__Task statement__. For each line in the data that includes "kind", make a copy.

__Supplied material__.

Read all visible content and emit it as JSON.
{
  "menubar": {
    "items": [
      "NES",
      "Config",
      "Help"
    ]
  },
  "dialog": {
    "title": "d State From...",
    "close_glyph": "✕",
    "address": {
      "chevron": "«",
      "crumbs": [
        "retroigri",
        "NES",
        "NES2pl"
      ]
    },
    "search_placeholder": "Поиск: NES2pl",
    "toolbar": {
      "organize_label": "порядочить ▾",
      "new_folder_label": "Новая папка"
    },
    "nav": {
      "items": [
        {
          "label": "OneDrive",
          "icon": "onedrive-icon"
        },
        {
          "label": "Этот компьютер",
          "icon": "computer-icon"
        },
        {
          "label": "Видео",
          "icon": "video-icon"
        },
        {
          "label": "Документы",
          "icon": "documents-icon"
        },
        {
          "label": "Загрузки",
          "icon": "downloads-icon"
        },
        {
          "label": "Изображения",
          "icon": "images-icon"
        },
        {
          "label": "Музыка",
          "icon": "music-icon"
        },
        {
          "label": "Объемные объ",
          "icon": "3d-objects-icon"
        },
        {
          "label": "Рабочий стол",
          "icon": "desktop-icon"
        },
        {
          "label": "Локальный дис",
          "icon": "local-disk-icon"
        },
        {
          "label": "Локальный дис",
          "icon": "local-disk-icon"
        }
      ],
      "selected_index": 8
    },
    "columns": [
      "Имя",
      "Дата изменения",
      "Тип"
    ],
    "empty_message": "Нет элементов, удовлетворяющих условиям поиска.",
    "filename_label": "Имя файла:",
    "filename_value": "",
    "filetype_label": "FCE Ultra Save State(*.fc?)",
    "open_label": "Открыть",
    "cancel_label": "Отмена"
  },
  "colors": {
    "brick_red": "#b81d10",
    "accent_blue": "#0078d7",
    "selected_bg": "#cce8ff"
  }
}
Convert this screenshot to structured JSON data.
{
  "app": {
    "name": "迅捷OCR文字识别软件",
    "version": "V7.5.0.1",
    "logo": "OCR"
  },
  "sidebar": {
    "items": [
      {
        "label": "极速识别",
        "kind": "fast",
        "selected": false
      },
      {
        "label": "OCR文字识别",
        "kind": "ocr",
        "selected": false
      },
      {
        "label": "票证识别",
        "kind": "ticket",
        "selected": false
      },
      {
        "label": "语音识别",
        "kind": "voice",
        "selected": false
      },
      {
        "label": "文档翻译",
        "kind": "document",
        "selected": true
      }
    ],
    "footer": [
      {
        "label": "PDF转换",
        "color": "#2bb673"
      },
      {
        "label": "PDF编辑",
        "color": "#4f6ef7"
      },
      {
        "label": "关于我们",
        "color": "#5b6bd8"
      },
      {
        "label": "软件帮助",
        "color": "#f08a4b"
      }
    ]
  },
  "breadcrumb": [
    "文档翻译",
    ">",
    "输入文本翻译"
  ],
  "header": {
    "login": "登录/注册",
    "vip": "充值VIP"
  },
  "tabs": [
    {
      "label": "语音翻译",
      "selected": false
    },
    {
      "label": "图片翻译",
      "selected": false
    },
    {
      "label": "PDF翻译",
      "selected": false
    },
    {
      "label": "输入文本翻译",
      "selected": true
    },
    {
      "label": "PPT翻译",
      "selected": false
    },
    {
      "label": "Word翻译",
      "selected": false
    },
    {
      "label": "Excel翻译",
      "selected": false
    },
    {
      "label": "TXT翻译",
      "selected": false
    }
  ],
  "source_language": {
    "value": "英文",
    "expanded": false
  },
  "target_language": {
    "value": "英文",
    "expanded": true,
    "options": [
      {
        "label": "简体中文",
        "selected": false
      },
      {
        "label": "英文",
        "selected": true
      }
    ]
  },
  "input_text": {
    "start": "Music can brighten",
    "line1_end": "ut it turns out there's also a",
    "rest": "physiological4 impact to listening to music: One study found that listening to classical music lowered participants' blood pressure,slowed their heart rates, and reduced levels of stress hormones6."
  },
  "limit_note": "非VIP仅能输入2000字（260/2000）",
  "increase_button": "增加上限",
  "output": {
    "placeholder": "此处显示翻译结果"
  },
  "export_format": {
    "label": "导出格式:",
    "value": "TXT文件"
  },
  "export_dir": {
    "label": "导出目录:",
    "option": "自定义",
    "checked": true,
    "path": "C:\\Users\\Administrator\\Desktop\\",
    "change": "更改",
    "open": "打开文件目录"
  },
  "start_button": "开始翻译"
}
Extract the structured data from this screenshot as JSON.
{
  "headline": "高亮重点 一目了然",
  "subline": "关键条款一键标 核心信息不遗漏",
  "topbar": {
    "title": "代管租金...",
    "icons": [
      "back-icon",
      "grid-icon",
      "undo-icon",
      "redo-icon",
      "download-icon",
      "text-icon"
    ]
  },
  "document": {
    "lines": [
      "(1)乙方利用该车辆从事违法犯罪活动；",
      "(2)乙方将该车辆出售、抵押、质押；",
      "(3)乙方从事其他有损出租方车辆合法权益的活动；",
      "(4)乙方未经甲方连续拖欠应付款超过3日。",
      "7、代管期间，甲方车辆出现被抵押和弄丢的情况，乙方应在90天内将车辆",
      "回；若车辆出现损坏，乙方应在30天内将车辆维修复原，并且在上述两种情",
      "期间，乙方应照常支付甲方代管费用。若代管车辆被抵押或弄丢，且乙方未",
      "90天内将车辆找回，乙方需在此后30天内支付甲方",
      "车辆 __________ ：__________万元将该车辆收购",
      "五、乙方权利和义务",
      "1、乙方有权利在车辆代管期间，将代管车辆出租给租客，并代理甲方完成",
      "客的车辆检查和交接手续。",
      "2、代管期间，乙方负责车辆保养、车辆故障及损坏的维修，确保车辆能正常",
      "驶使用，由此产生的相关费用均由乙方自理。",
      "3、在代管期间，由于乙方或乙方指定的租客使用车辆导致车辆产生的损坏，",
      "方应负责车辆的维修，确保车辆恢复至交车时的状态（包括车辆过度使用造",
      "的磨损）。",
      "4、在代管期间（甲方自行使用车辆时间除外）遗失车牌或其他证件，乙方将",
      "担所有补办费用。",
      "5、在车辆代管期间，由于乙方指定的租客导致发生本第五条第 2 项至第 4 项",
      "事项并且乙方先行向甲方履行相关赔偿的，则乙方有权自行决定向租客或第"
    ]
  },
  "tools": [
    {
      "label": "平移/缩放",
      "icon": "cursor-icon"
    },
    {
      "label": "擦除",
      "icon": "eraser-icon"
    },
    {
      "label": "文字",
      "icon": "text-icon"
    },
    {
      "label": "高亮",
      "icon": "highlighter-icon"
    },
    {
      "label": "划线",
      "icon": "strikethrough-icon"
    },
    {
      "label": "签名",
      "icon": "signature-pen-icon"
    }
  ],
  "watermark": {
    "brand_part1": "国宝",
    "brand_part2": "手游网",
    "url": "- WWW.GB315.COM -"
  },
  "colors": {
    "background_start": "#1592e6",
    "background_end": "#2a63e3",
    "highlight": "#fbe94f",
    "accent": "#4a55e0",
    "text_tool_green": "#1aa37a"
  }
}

__Expected output__.
        "kind": "fast",
        "kind": "ocr",
        "kind": "ticket",
        "kind": "voice",
        "kind": "document",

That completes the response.